I do not think that the July 25, 2019 call from the President of the United States to the President of Ukraine was “perfect.” I have a very difficult time believing that the President was concerned about “corruption” when he made the call. Whether or not the so-called “whistleblower” head the call first hand doesn’t make a hill of beans of difference to me. I do not know whether it amounts to “bribery”, “extortion” or something else, but I understand why members of the other party consider to be impeachable and I am not about to question their patriotism or call them treasonous.
I am incredibly disturbed by the President unilaterally deciding not to produce any documents and to order all members of the White House staff and executive branch employees subject to subpoena to ignore the subpoenas. That is not justified or legally tenable. If the shoe were on the other foot and a Democratic president refused to provide witnesses or documents, a Republican Congress would rightly, in my view, vote to impeach the President for trying to game the process.

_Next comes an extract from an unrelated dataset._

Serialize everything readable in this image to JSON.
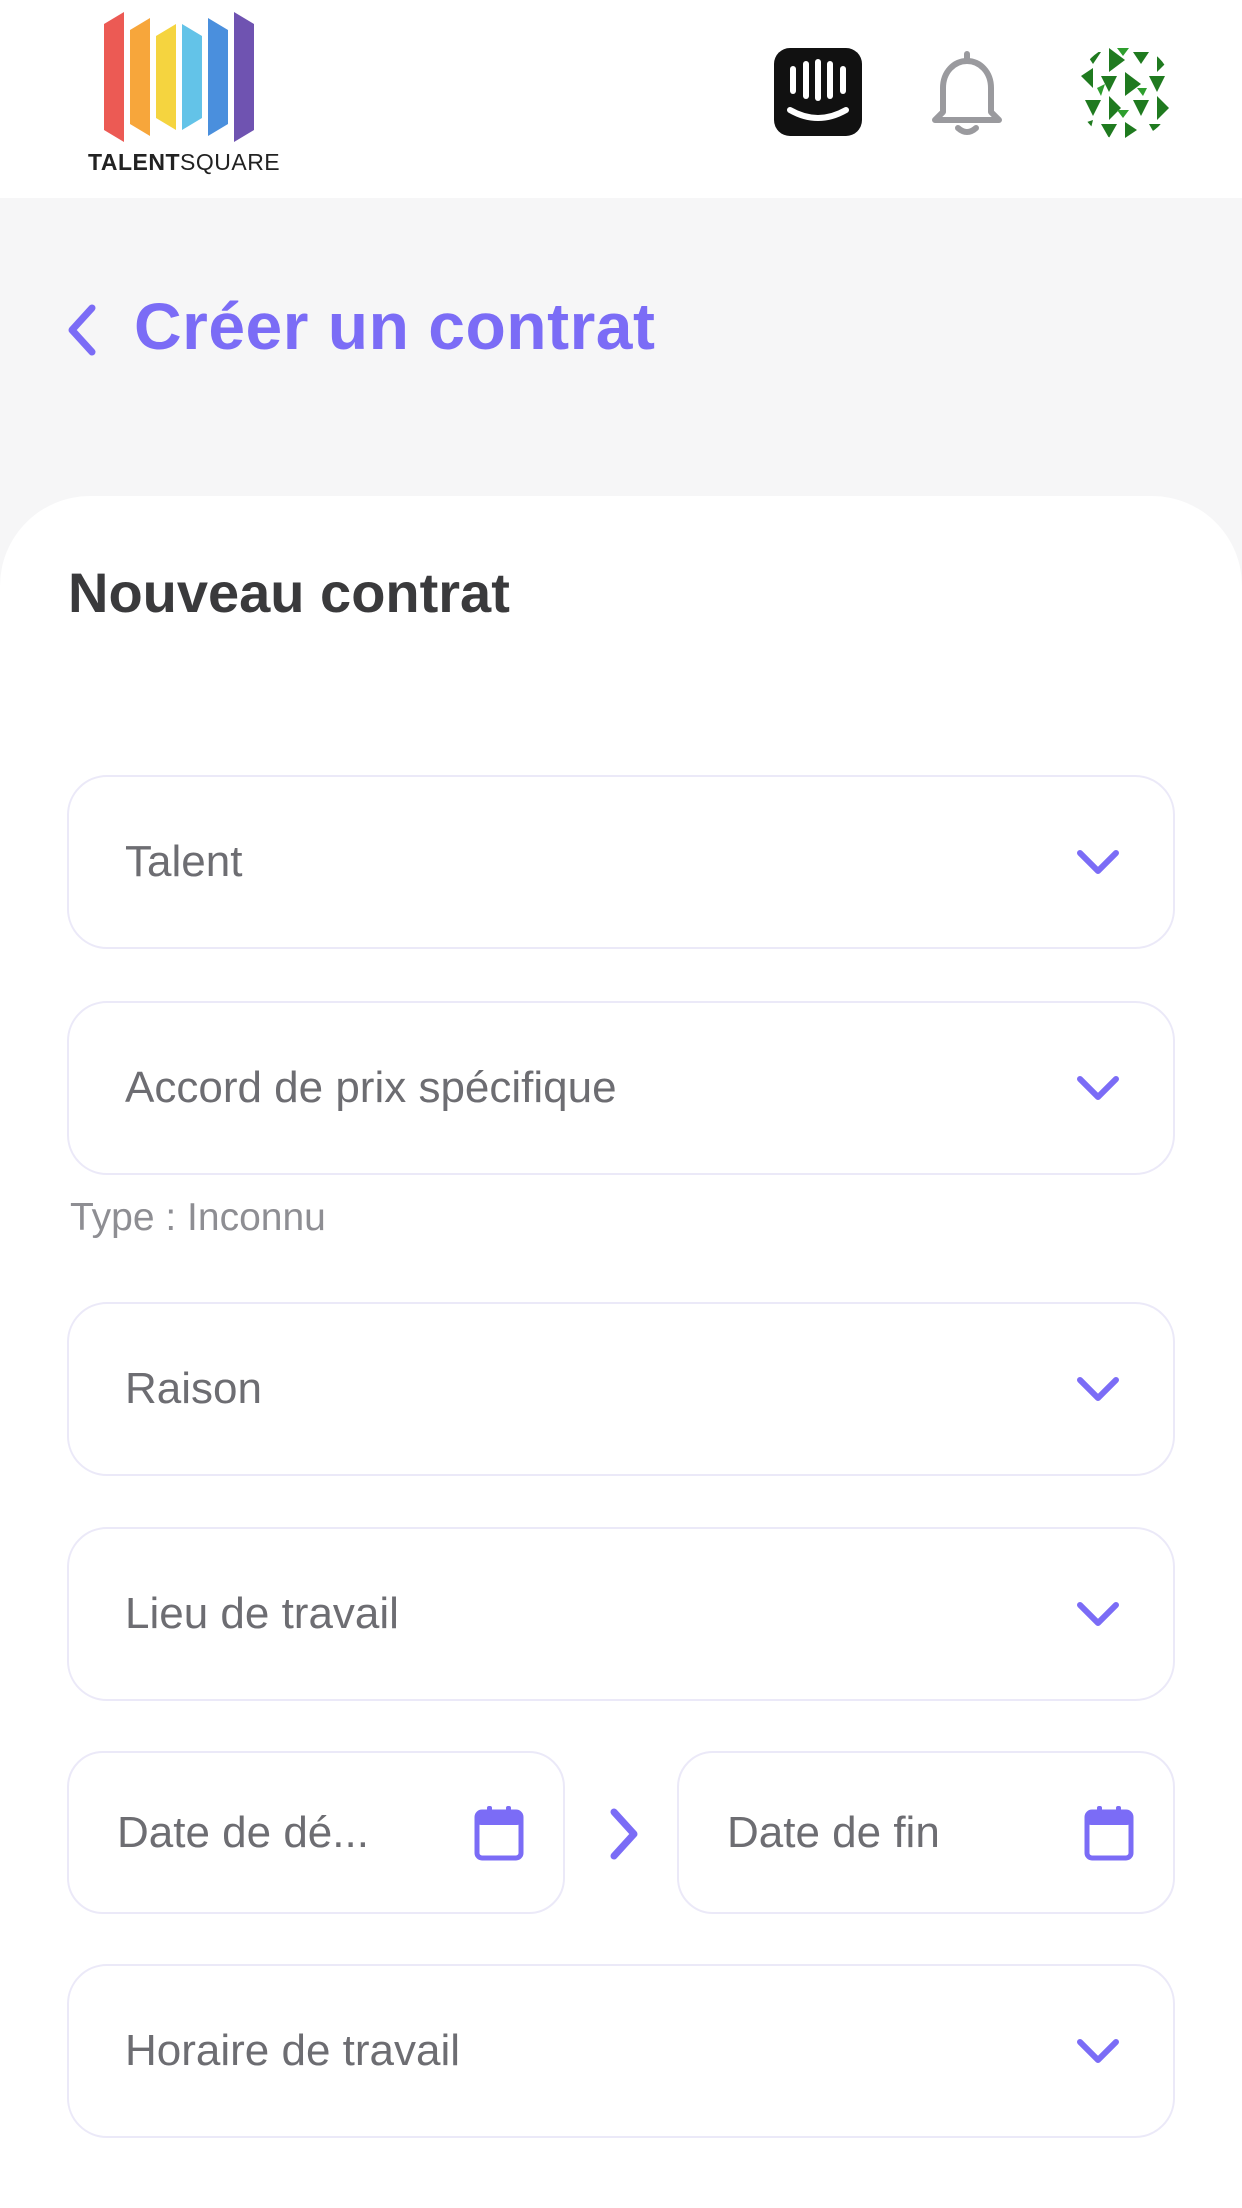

If supporting the President unequivocally through impeachment is really a litmus test for being part of my party, count me out. There has to be a place where conservatives, and I mean real conservatives, can debate and disagree on both facts and how facts can be applied to constitutional principles. There have been wings and factions to the Republican Party since 1858. Donald Trump’s chaotic Presidency should not change that.
I am embarrassed by my President on a pretty regular basis. I don’t think I need to list either the ways or the tweets, because you can look at other columns to find them. But acting like a petulant child is not an impeachable offense. Nor is making poor policy decisions that are based on flawed assumptions about the economy or our allies.
This Ukrainian thing is different. It is a close call. If I were a United States Senator who was confronted with what has already been made public, I don’t know how I would vote. But I wouldn’t automatically be in one column or another. I would actually listen to the evidence presented at trial before making a decision. I would search my conscience. I wouldn’t go on TV or Twitter and blather about it.
That is what we should expect of our elected officials. All of them. In each party. We expect jurors to be impartial and find facts based on evidence. If a juror does not agree to listen to the evidence, they are excused from their service because of a bias. In the courtroom, it is called a “challenge for cause.” Even though impeachment is a political process, Daniel Patrick Moynahan was right when he said that a person is “entitled to his own opinion but not to his own facts.”